Radiation oncologists at the Royal Adelaide Hospital (RAH) are leading the way with advanced radiotherapy treatments for pancreatic cancer.
The AGITG MASTERPLAN study, coordinated by the NHMRC clinical trials centre at the University of Sydney, is testing the addition of cutting-edge radiotherapy techniques to standard treatment and benefits from nation-leading local expertise.
Stereotactic body radiotherapy is the most advanced form of radiotherapy, providing focussed, high dose radiation to the tumour and less radiation to the surrounding normal tissue compared to conventional radiotherapy.
As an investigational treatment in pancreas cancer, it is not yet part of the standard treatments in Australia.
Trials such as MASTERPLAN are key to understanding how it can be best utilised to manage Australia’s fifth highest cause of cancer related mortality.
“At the RAH, we’ve led the way with stereotactic body radiotherapy in the pancreas setting,” said Principal Investigator, Associate Professor Hien Le.
“We’ve treated more patients here using this technique than any other institution in Australia.”
Surgery remains the only curative treatment option for patients with pancreatic cancer but is only feasible in 10-15 per cent of patients.
“Most cancers are in the head or the neck of the pancreas, which is a difficult location to operate as there are a lot of blood vessels in the area,” said A/Prof Le.
Pancreatic cancer is conventionally treated with chemotherapy, a systemic treatment.
Clinical trials in other cancers such as oesophageal and rectal cancer indicate the potential strength of adding radiation prior to surgery, which may reduce the size of tumours and increase the feasibility of surgery.
“There’s this hunch that local treatment (with radiotherapy) is useful, but we need to test that,” said A/Prof Le.
Using the latest generation of radiation therapy offers several advantages over conventional external beam radiotherapy.
The focussed, high dose radiotherapy reduces the number of required treatment sessions and the burden of travel for patients, particularly those coming from rural locations.
“It’s logistically advantageous for the patient.
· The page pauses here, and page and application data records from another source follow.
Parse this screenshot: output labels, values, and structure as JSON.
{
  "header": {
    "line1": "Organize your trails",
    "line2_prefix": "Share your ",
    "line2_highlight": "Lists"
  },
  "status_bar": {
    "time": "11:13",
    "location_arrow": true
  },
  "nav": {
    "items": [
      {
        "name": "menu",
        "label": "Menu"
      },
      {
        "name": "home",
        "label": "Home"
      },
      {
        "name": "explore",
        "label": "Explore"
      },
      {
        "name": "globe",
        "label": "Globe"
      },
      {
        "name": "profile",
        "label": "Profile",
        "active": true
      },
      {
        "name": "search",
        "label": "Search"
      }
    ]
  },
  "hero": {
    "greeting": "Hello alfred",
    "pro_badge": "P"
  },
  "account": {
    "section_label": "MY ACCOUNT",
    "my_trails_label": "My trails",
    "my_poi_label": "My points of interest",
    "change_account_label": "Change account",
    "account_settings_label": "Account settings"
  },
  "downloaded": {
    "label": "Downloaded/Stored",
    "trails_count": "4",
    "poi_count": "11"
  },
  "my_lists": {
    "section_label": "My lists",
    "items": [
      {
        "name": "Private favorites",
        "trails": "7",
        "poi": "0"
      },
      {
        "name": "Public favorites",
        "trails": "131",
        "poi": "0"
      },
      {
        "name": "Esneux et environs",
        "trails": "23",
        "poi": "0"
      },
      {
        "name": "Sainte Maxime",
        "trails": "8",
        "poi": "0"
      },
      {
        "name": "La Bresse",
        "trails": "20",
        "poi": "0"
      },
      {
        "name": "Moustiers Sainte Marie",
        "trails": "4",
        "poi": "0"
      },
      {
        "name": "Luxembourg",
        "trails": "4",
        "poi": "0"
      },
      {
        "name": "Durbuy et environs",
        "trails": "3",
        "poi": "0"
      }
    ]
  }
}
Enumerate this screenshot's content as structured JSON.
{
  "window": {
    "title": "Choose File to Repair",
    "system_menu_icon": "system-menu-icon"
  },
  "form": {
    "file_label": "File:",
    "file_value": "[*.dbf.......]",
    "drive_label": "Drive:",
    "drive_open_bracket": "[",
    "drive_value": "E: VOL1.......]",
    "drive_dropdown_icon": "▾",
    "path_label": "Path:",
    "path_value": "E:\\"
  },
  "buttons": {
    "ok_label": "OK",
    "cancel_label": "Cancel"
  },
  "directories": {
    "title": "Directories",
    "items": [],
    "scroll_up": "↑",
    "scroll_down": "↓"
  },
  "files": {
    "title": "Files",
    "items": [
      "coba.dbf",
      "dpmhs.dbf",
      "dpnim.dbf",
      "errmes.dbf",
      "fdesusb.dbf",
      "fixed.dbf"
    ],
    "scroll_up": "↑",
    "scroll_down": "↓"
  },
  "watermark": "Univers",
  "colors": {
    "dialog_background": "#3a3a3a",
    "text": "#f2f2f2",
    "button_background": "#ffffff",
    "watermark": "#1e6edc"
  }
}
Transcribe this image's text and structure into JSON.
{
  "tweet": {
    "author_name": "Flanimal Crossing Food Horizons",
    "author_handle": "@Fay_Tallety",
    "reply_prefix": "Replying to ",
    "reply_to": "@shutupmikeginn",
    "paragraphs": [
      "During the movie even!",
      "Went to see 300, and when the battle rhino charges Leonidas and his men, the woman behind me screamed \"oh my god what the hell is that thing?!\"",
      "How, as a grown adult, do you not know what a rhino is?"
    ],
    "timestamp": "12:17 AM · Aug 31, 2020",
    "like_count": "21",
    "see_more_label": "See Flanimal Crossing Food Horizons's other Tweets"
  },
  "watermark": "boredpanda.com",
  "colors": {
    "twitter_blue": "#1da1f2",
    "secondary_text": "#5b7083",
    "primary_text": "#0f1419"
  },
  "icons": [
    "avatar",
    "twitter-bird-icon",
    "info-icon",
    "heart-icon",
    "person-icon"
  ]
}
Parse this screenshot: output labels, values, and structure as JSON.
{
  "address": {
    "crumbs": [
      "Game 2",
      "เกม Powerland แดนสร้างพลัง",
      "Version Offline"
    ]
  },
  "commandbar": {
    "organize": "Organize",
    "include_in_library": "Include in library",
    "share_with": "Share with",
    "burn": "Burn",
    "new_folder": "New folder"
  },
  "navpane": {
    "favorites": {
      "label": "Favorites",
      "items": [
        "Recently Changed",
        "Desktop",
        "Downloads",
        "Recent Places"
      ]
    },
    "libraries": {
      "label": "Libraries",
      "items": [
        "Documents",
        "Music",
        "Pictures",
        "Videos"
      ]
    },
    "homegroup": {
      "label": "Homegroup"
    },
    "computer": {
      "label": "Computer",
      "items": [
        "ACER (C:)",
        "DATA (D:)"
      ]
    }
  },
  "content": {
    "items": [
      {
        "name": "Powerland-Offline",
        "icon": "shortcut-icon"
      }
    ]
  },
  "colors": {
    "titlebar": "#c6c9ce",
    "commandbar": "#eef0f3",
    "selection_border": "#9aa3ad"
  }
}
Instead of coming 28-30 times for conventional radiotherapy, instead they’ll come five times,” said A/Prof
Leading the way
Researchers at the RAH have been instrumental in developing the protocol for the multicentre AGITG MASTERPLAN study, which could provide a meaningful contribution to Australia’s radiotherapy capabilities.
To be an institution eligible to recruit patients for a study such as this, certain criteria need to be met, relating to hardware, software, processes, and technology in addition to experience.
“Fortunately, at the RAH, we have been doing this for a long time, so we have been able to hit the ground running,” said A/Prof Le.
“For other departments, this is a way forward; it’s a vehicle to bring this technology into their framework.”
“I’m really proud of our team, to be able to bring this treatment option to the community here in South Australia. This treatment is offered more widely overseas, so I’m proud that we can take the lead locally.”
More about the study
Read more about the MASTERPLAN study on the Australasian Gastro-Intestinal Trials Group and the GI Cancer Institute website.